5. The Via Media—Between What and What? An article by M.H. Turner at Mere Orthodoxy spawned one of the more lively discussions in the Anglican blog sphere when it asked why Anglicanism tends to be a gateway to Roman Catholicism. Many responses were written, and two of them here at TNAA were some of our most popular pieces in 2020. This one was from the Rev. Dr. Gerald McDermott. In it, he lays out an argument for a reformed catholicism, “not Roman but patristic, and that of the undivided Church of the first millennium of Christianity.”
4. Why Do Anglicans Become Roman Catholic?: A Response by an Evangelical Expat In our number four spot is another response to Turner from Candice Gage. Like Dr. McDermott, Candice views Anglicanism as a via media, “a way to participate in the form and rites of the broader Church Catholic while avoiding those specifically Roman errors.” This article particularly resonated with many of our readers who grew up in the American Evangelical tradition, but discovered Anglicanism as a way to tap into the historic Church. Don’t miss Turner’s response with our friends over at Mere Orthodoxy!
3. Did the Oxford Movement Ruin Everything? In this well-researched piece, Brian Miller challenges a narrative among Reformed Anglicans that the Oxford Movement opened a Pandora’s Box within the Church of England, weakened the orthodox party, and allowed the liberals to gain enough of a foothold that they were able to grow in power until the present day. A good read for anyone who loves a bit of obscure Anglican history.
2. Is Anglicanism Reformed? In a similarly revisionist vein to Brian’s, but arguing for a different time period, Bp. Peter Robinson of the UECNA writes on the Reformed nature of classical Anglicanism. This piece ended up being a controversial one, and it, like the others in the top four pieces of the year, demonstrate that the battle for a cohesive Anglican identity continues to rage on.

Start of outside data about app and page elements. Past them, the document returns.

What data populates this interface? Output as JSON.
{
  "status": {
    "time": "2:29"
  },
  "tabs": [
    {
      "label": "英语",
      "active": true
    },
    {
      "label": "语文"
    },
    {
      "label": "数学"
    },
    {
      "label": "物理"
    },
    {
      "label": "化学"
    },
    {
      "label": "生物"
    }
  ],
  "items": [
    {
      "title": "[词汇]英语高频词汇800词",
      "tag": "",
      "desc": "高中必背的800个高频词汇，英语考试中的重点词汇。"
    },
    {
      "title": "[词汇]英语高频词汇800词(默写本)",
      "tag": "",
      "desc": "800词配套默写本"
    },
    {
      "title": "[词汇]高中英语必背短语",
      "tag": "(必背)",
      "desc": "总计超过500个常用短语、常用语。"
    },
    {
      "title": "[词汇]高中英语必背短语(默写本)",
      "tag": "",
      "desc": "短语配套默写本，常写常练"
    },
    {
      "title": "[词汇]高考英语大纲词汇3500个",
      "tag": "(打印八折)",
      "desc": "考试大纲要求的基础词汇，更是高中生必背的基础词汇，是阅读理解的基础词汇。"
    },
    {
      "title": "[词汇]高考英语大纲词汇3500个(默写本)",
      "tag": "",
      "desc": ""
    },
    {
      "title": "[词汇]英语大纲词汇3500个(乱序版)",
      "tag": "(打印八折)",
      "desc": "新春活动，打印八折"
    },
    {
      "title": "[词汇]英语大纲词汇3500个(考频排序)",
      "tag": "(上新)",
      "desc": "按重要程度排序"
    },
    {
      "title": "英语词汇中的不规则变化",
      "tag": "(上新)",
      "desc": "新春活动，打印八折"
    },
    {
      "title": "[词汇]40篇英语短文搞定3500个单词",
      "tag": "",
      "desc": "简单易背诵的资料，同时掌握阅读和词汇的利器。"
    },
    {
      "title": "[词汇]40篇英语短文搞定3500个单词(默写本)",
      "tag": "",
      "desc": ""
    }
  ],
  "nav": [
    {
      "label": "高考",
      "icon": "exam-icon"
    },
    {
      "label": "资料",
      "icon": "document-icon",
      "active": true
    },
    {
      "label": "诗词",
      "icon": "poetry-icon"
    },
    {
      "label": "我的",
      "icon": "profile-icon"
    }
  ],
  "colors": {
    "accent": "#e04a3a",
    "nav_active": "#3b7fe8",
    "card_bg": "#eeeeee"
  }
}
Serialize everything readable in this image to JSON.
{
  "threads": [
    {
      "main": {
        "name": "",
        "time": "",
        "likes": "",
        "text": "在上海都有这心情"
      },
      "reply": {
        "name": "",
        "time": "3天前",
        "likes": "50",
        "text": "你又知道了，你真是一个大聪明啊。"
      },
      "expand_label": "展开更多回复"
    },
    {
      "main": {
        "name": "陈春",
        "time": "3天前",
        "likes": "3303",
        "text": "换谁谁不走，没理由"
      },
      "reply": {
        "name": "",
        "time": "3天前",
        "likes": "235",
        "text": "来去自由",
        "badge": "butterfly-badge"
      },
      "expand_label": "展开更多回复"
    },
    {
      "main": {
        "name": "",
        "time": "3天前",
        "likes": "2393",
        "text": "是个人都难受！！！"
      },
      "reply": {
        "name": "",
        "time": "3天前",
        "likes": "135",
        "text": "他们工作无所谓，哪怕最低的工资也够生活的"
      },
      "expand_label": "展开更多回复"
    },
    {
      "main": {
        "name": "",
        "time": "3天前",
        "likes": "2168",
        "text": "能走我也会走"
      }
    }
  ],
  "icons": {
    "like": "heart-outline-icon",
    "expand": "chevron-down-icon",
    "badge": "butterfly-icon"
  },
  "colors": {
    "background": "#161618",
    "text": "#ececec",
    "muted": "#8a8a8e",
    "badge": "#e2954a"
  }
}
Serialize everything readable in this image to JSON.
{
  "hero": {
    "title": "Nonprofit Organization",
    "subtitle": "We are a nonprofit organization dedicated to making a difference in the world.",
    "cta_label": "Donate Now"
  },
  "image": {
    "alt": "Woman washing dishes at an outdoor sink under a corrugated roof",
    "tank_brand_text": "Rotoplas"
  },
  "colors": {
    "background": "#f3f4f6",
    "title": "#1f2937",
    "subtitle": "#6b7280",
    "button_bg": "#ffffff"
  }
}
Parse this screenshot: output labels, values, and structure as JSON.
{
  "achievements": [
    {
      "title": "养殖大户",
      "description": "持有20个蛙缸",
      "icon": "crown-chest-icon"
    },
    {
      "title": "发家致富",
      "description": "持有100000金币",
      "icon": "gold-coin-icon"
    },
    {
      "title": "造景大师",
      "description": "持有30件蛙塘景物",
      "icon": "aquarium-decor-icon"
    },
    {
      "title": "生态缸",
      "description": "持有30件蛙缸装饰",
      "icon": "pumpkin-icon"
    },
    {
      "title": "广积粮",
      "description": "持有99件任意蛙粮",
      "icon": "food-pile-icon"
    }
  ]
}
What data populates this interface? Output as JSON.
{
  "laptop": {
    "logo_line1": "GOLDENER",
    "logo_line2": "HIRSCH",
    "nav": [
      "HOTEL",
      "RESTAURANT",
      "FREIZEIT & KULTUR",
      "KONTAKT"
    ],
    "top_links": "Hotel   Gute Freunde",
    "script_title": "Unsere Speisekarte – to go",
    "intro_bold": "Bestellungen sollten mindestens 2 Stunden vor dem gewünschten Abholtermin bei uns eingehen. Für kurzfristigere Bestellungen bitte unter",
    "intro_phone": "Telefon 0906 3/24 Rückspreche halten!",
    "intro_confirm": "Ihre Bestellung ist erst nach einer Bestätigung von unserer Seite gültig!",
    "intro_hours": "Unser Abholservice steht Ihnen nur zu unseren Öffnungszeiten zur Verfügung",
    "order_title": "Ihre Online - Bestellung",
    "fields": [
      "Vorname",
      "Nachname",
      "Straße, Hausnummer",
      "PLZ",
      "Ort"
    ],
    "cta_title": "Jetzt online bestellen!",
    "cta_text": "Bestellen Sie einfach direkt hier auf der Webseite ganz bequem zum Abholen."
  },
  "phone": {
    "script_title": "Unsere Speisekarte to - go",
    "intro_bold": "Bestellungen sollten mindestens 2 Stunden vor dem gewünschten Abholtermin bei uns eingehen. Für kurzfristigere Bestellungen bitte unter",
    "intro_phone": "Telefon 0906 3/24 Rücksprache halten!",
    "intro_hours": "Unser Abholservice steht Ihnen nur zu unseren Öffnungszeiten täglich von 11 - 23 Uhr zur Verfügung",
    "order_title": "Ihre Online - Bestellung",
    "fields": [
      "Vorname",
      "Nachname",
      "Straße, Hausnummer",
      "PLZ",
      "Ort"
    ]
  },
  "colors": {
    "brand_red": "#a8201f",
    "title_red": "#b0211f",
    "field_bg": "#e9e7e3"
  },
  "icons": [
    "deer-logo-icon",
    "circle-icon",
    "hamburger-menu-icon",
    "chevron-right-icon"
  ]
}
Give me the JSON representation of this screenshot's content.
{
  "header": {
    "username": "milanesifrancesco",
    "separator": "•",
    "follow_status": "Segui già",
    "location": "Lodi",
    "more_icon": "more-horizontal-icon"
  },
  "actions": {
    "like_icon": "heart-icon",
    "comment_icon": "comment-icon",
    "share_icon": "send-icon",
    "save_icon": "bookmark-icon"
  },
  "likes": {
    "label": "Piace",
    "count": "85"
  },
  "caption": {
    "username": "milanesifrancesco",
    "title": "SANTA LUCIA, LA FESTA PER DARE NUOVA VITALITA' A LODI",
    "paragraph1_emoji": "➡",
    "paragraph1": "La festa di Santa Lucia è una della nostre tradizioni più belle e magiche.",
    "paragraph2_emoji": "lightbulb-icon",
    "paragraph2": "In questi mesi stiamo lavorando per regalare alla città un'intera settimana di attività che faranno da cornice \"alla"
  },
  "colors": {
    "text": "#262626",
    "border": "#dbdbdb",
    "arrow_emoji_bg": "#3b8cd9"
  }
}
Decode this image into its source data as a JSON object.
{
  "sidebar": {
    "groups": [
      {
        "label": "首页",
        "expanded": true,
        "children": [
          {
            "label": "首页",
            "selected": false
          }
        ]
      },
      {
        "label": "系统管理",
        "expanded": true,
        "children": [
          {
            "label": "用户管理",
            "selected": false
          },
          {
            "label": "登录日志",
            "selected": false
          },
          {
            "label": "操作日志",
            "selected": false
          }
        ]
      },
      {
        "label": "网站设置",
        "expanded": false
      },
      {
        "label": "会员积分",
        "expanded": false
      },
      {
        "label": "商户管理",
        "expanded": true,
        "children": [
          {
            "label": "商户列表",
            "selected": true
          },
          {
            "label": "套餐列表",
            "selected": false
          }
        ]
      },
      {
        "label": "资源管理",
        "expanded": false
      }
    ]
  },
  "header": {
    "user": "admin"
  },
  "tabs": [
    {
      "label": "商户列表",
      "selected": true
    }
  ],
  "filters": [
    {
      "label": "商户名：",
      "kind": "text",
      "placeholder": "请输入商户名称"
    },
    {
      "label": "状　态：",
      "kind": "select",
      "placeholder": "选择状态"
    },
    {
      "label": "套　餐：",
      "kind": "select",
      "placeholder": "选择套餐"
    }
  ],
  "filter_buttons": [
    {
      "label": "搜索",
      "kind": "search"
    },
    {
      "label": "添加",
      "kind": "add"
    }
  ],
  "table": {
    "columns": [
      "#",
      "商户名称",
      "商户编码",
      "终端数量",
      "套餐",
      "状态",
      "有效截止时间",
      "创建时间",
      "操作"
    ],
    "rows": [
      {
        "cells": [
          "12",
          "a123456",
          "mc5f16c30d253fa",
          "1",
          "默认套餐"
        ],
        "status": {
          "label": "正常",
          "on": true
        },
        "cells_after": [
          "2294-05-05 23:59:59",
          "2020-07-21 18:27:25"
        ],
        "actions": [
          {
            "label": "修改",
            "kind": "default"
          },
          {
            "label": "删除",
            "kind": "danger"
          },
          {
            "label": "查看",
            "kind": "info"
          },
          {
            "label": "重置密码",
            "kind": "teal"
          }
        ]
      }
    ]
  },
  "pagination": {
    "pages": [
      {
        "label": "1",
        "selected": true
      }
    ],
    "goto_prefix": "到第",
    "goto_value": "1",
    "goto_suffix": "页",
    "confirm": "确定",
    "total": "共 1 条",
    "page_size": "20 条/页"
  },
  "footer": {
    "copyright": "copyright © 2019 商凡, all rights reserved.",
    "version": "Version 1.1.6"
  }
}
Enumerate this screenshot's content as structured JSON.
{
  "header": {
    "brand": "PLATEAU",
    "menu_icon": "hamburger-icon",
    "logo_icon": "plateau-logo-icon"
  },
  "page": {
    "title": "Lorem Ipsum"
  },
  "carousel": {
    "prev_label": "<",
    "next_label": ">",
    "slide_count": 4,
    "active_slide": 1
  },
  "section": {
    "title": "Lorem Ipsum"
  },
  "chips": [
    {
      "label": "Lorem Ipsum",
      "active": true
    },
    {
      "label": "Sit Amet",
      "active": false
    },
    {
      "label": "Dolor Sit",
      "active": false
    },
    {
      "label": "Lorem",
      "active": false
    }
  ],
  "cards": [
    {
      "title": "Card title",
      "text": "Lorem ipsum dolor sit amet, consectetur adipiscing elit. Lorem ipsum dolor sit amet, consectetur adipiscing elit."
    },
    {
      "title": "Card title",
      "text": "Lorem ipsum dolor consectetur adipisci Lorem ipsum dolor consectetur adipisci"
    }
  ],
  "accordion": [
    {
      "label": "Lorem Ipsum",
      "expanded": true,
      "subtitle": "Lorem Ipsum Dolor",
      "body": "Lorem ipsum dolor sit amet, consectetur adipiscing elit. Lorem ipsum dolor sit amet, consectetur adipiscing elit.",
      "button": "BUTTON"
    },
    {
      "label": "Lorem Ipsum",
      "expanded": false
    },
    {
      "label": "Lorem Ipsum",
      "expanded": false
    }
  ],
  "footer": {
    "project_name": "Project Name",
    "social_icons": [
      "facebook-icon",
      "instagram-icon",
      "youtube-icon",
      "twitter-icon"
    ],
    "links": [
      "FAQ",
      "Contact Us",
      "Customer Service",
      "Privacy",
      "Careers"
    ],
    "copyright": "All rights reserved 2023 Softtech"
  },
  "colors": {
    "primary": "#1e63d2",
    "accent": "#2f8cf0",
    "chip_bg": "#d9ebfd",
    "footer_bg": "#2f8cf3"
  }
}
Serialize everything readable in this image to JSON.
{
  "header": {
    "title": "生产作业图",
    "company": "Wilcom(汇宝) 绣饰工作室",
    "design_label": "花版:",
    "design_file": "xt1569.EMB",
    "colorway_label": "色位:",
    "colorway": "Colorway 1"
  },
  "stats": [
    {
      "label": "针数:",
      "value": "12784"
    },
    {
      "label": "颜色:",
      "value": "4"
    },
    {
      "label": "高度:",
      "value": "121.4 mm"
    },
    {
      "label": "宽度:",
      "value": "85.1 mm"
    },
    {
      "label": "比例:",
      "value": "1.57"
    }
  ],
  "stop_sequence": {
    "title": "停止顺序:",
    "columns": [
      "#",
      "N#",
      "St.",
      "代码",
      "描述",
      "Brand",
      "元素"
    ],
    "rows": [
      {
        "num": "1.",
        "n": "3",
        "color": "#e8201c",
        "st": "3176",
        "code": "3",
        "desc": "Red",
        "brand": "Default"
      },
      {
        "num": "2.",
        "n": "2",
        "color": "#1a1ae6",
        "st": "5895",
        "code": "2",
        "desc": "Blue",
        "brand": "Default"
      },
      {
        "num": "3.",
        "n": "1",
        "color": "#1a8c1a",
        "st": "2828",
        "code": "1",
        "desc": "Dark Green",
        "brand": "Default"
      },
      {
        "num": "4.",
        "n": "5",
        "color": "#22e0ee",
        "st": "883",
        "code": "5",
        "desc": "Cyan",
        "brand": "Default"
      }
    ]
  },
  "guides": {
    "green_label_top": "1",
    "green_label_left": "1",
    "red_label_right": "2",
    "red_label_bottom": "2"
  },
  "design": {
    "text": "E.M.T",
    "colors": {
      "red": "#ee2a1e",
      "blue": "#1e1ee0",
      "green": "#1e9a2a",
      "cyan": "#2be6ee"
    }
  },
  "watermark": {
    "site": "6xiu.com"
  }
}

1. How Has Modernity Shifted the Women’s Ordination Debate? However, the piece that dominated all others by a significant margin is this one from Alastair Roberts discussing how modernity has shaped the women’s ordination debate. In it, he explains just how much our current culture has influenced the debate, far beyond what we comprehend consciously. It is an important piece, not only for discussion surrounding the ordination of women, but because it begs the question, what else has been influenced?